Are you reluctant to use family trees and family histories produced by other researchers?
It is not surprising if you feel that way. There is an abundance of poor quality trees and family histories around.
However, using other people’s research could advance your own research. So, how do we do this safely?
Why use other people’s research
Information from other people’s family trees or family histories can be extremely valuable.
They may have:
- found sources that you did not find
- have knowledge you do not have
- visited places you could not
- known people personally that you never met
- have family mementos, photographs and records not found anywhere else
- traced a line further back than you
- thought of possibilities that did not occur to you.
Using other people’s research can save you time and get you information that you could not obtain on your own.
Evaluating other people’s research
First, choose which research is worth using
You will not save any time if you use poor quality research.
When choosing which family trees and family histories to use, you should filter for usefulness and reliability as this will reduce the likelihood of errors in the research.
It is advantageous to know as much as possible about the person who produced the research. Information about their experience, knowledge and approach to research helps us judge whether they are capable of quality research.
If you have the choice, it is usually better to avoid using research that does not contain source citations or has very few. Citations give clues about the reliability of the information and they help you track down the source for verification.
Research without citations may still be worth the effort if it was produced by an experienced and knowledgeable researcher, or provides useful information that you do not mind taking time to verify.
Next, evaluate the source, the information and the evidence
I have written about source evaluation in other posts, for example Using Online Books in Family History.
Finally, corroborate or refute the conclusions
Other people’s research does not provide answers. It provides a list of sources and draft conclusions to test. This is probably the most important step when using other people’s research.
Track down and examine the sources that they used. You should also gather additional sources.
Citing other people’s research
If you extract information from someone’s research, such as a birth date and place, and verify it with appropriate sources, such as a birth certificate and baptism record, then you should cite those sources rather than the research.
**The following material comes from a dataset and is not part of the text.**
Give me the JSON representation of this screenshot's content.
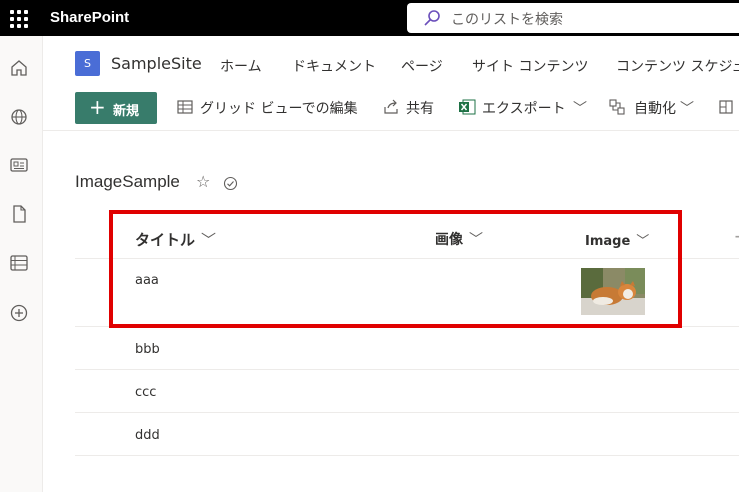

A researcher does not ‘own’ the information.
However, if you have not yet tracked down the sources from which the researcher obtained their information, maps, photos or diagrams, then you should cite their research as an interim measure.
If you use the researcher’s original work, such as a story they wrote or ideas that they expressed, then you do need to cite them.